Jerome C. points us to this ad by the French car-marker Renault:
For those who don't speak French (including me), this is a marketing campaign in which they will refund 1 out of every 300 car purchases, picked at random.
How would it sound if a major car brand offered you a $50 rebate on a $15,000 car? ridiculous, and possibly insulting. Instead, car maker renault proposes to refund one car purchase out of 300. The ad campaign suggests that such an outcome is likely, compared to all the losing bets we are implicitly making every day. They are banking on the fact that this proposal is perceived as being more advantageous than typical discounts, although the expected value of the gambit is probably higher.

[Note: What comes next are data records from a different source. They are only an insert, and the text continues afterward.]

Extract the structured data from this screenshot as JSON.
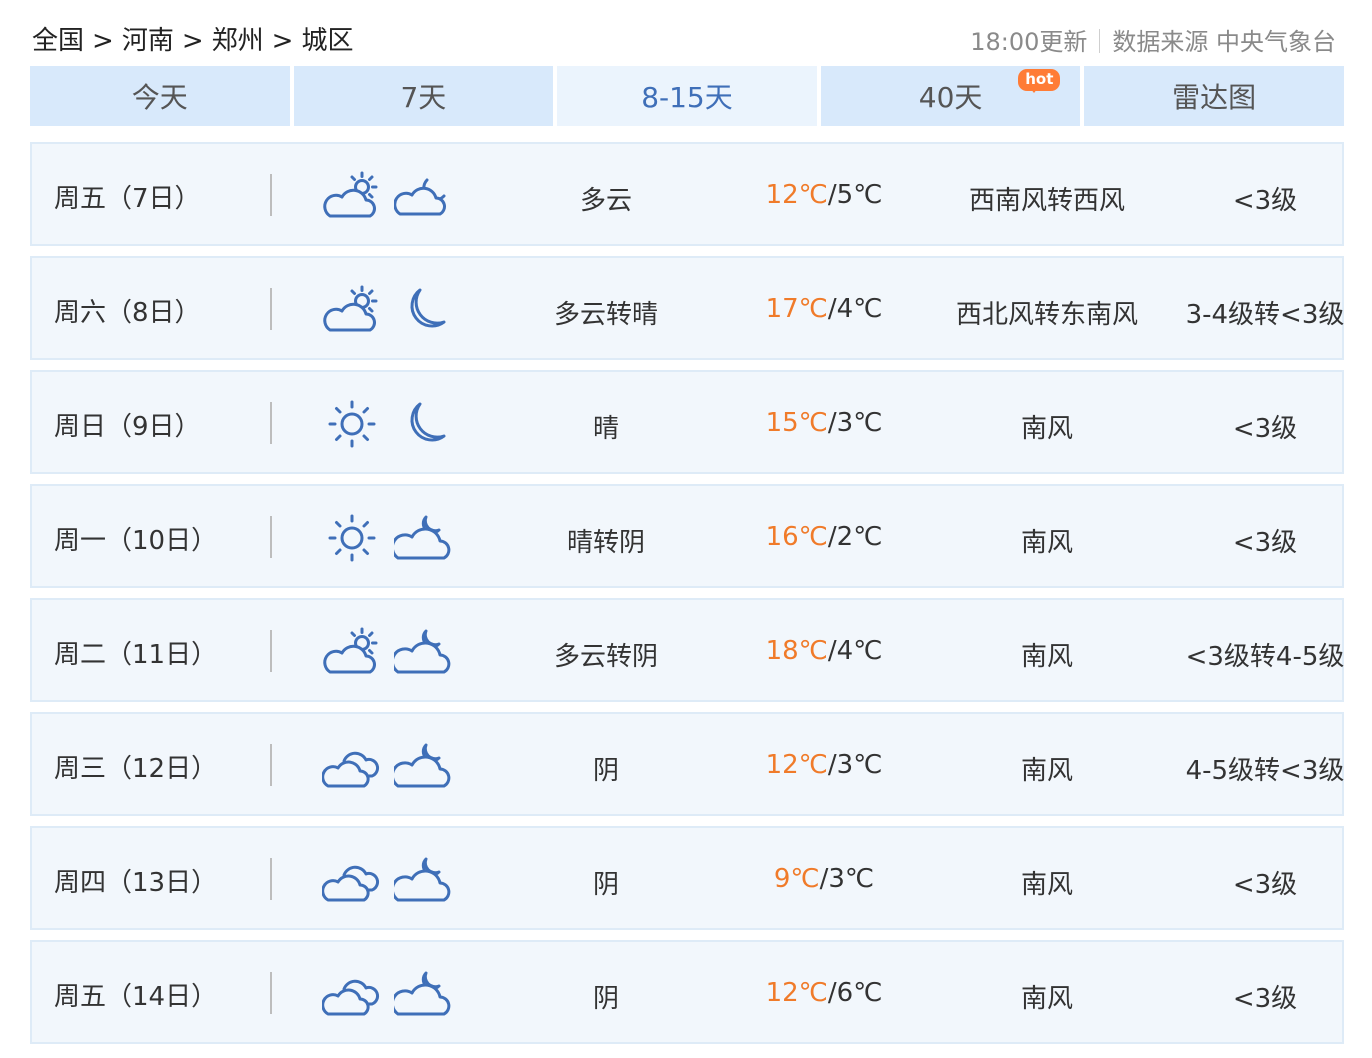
{
  "breadcrumb": {
    "items": [
      "全国",
      "河南",
      "郑州",
      "城区"
    ],
    "separator": ">"
  },
  "meta": {
    "update_time": "18:00更新",
    "source": "数据来源 中央气象台"
  },
  "tabs": [
    {
      "label": "今天",
      "active": false
    },
    {
      "label": "7天",
      "active": false
    },
    {
      "label": "8-15天",
      "active": true
    },
    {
      "label": "40天",
      "active": false,
      "badge": "hot"
    },
    {
      "label": "雷达图",
      "active": false
    }
  ],
  "colors": {
    "tab_bg": "#d8e9fb",
    "tab_active_bg": "#ebf4fd",
    "tab_active_text": "#3f6fb8",
    "high_temp": "#f07b2a",
    "icon": "#3f6fb8",
    "hot_badge": "#ff7c36"
  },
  "days": [
    {
      "day": "周五（7日）",
      "icon_day": "partly-cloudy-day-icon",
      "icon_night": "partly-cloudy-night-icon",
      "desc": "多云",
      "high": "12℃",
      "low": "/5℃",
      "wind": "西南风转西风",
      "level": "<3级"
    },
    {
      "day": "周六（8日）",
      "icon_day": "partly-cloudy-day-icon",
      "icon_night": "moon-icon",
      "desc": "多云转晴",
      "high": "17℃",
      "low": "/4℃",
      "wind": "西北风转东南风",
      "level": "3-4级转<3级"
    },
    {
      "day": "周日（9日）",
      "icon_day": "sun-icon",
      "icon_night": "moon-icon",
      "desc": "晴",
      "high": "15℃",
      "low": "/3℃",
      "wind": "南风",
      "level": "<3级"
    },
    {
      "day": "周一（10日）",
      "icon_day": "sun-icon",
      "icon_night": "overcast-night-icon",
      "desc": "晴转阴",
      "high": "16℃",
      "low": "/2℃",
      "wind": "南风",
      "level": "<3级"
    },
    {
      "day": "周二（11日）",
      "icon_day": "partly-cloudy-day-icon",
      "icon_night": "overcast-night-icon",
      "desc": "多云转阴",
      "high": "18℃",
      "low": "/4℃",
      "wind": "南风",
      "level": "<3级转4-5级"
    },
    {
      "day": "周三（12日）",
      "icon_day": "overcast-icon",
      "icon_night": "overcast-night-icon",
      "desc": "阴",
      "high": "12℃",
      "low": "/3℃",
      "wind": "南风",
      "level": "4-5级转<3级"
    },
    {
      "day": "周四（13日）",
      "icon_day": "overcast-icon",
      "icon_night": "overcast-night-icon",
      "desc": "阴",
      "high": "9℃",
      "low": "/3℃",
      "wind": "南风",
      "level": "<3级"
    },
    {
      "day": "周五（14日）",
      "icon_day": "overcast-icon",
      "icon_night": "overcast-night-icon",
      "desc": "阴",
      "high": "12℃",
      "low": "/6℃",
      "wind": "南风",
      "level": "<3级"
    }
  ]
}
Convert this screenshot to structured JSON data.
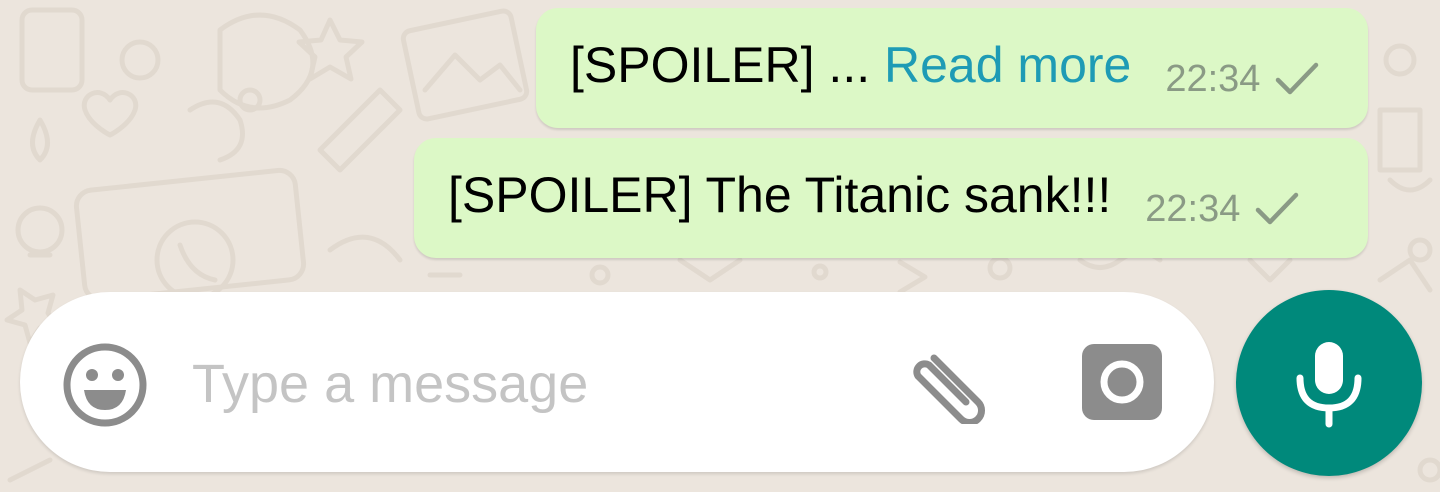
{
  "messages": [
    {
      "text": "[SPOILER] ... ",
      "link_text": "Read more",
      "time": "22:34",
      "status_icon": "single-check-icon"
    },
    {
      "text": "[SPOILER] The Titanic sank!!!",
      "time": "22:34",
      "status_icon": "single-check-icon"
    }
  ],
  "composer": {
    "placeholder": "Type a message",
    "value": "",
    "emoji_icon": "smiley-icon",
    "attach_icon": "paperclip-icon",
    "camera_icon": "camera-icon",
    "send_icon": "microphone-icon"
  },
  "colors": {
    "chat_background": "#ece5dd",
    "outgoing_bubble": "#dcf8c6",
    "link": "#1e9bb5",
    "accent": "#00897b",
    "meta_text": "#8a9a85"
  }
}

This lottery is no different from any lotteries out there. For positive outcomes, we tend to over-estimate the chance of success, something I discussed in Chapter 5. In any lottery, the average outcome (adjusted for probability of winning) is a useful number to summarize the universe of potential outcomes and to make a decision to play or not, but no player will win the "average" win; you either win the prize or you get nothing. Why would anyone play a lottery with negative expected return? There are lots of possible answers to this question. The one I like is: those who play like to think if someone has to win the lottery, then it would be me. (If you are the winner, the decision to play has been wise, in hindsight.)
In the case of Renault's campaign, Jerome considers the choice between a $50 rebate for everyone or a lottery offering a 1/300 chance to win a free car. One is a fair, equal distribution of spoils; the other, a winner-takes-all scheme.
Assume the expected values are the same. For Renault, the cash outlay would also be the same, assuming no difference in claim probability. But many customers probably prefer the lottery, the same people who buy lottery tickets every day. Jerome guesses, and I agree, that the latter would be more popular among customers, and thus have a higher marketing impact.